The Schmoop has lost his very first tooth (it's hard to tell, but it's the left bottom front tooth), and is in the process of losing his second. I had no idea that this could be happen at 5 1/2, and for some reason expected another year or so before we had to introduce the Tooth Fairy to our son.
Can my firstborn really be getting "grown up teeth" already? I'm not sure I'm ready for this. Permanent teeth mean the potential for orthodontia. Orthodontia signals preadolescence, and preadolescence means puberty is just around the corner. Stop! I'm not ready for this. I need a few more years of baby teeth and baby interests.
But the Schmoop's body has its own agenda.
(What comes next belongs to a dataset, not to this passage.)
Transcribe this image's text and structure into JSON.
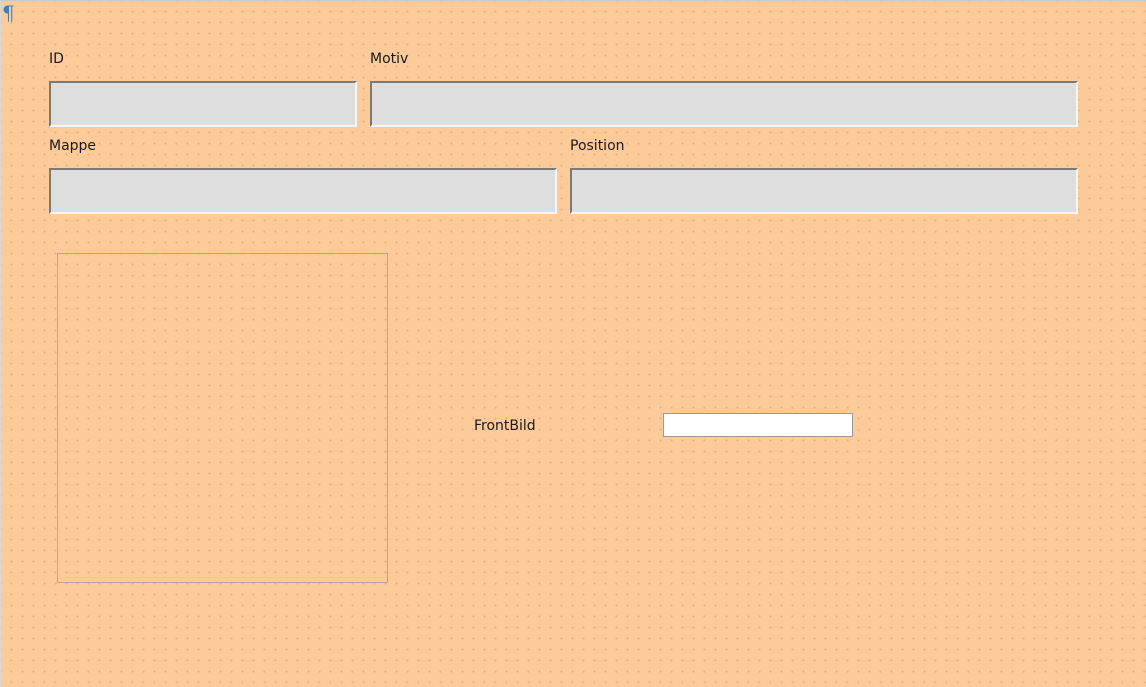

He's no longer the pipsqueak he was in preschool and, to my surprise, is one of the taller kids in his kindergarten. His voice is alarmingly low for a five-year-old (and indeed has been raspy for a couple of years). He checks out nonfiction books about wildfires, the solar system, paleontology, and natural disasters each week. He helps me parent his sister -- when he's not terrorizing her with his "big brother" proclamations. He's in every way except one (his need to pop into our bed in the middle of the night) a big, big boy.
E will be six and a couple of months when the new baby arrives, and I have no doubt that he will revel in his role as big brother of not one, but two younger sibs. I don't worry about how a newborn will change him, because he's already a bonafide "eldest." I only wish I could be so confident about the Schmoopette. She's the one I'm nervous will regress and resent number three. But the Schmoop is, well, a trooper and a help. I just wish I could somehow slow down his development just a tad, pause a few frames here and there. For now, that means making a big deal about each lost tooth.